"The droopy one is peppers," third-grader Simran Shankardass calls to her best friend, Jessica DeKoven.
If all goes well, the organically grown fare will end up as food for students at the Louisa May Alcott School, where a large vegetable garden just outside the cafeteria is planted, tended and harvested by students.
The project is part of a larger movement sweeping the country: From New York to California, schools are getting students out of the classroom and into the garden in a back-to-nature approach to learning and -- perhaps more important -- as a way to introduce them to healthy food.
Some schools even use the student-grown food to supplement their lunches, although that practice is not widespread. Other programs promote the use of crops grown by local farmers to get healthier food into schools.
But "kids actually eat more fruits and vegetables when they've grown them themselves," said Abby Jaramillo, director of the school gardening program Urban Sprouts in San Francisco. "The hands-on experience in the school garden helps kid change their eating habits."
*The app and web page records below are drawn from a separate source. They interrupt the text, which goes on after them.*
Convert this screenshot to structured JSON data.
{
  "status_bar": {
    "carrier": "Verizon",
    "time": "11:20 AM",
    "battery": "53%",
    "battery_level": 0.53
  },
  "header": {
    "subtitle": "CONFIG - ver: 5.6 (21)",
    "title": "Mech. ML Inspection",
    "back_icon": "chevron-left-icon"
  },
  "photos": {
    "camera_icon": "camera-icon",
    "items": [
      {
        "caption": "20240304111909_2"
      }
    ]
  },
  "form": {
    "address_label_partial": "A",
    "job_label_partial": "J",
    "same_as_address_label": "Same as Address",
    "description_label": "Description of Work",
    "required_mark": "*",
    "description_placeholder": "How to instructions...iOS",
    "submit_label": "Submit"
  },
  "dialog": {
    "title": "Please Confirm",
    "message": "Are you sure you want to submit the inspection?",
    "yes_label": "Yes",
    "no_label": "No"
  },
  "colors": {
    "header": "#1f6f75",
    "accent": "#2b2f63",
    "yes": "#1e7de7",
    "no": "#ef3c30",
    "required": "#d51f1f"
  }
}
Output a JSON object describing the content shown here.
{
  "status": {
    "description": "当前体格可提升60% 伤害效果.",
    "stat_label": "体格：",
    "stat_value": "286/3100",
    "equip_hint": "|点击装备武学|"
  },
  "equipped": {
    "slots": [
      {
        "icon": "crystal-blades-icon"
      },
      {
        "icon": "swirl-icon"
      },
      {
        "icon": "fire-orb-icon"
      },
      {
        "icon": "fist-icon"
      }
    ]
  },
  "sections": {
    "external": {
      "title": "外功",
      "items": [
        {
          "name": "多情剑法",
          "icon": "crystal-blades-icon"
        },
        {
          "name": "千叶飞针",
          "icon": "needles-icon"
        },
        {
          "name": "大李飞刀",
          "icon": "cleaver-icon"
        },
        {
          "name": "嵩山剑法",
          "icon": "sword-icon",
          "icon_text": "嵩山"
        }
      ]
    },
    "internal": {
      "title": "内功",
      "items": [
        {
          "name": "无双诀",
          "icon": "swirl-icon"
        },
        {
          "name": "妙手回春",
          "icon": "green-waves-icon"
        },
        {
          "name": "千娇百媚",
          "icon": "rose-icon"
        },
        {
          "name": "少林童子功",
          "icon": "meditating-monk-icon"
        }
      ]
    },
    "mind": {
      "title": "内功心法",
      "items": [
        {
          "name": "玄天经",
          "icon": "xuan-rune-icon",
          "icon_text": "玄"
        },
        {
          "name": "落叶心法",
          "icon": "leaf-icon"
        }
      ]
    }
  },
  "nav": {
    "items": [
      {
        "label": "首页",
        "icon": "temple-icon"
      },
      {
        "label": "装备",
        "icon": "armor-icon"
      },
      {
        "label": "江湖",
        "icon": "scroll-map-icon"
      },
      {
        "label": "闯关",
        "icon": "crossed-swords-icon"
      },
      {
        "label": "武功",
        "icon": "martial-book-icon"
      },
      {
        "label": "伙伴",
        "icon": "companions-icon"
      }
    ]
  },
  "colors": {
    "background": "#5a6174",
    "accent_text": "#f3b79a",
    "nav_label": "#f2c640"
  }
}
The National Gardening Association's online registry lists 1,500 school gardens, up from 1,100 a year ago, although spokeswoman Barbara Richardson said there are thousands more. In California alone, 2,500 schools have gardens, according to a 2002 survey. Last year, 3,900 schools applied for state grants after the General Assembly made $10.8 million available for school gardens, said John Fisher from the California Department of Education school garden resource center. Some schools supplement their menus with vegetables and herbs grown by students.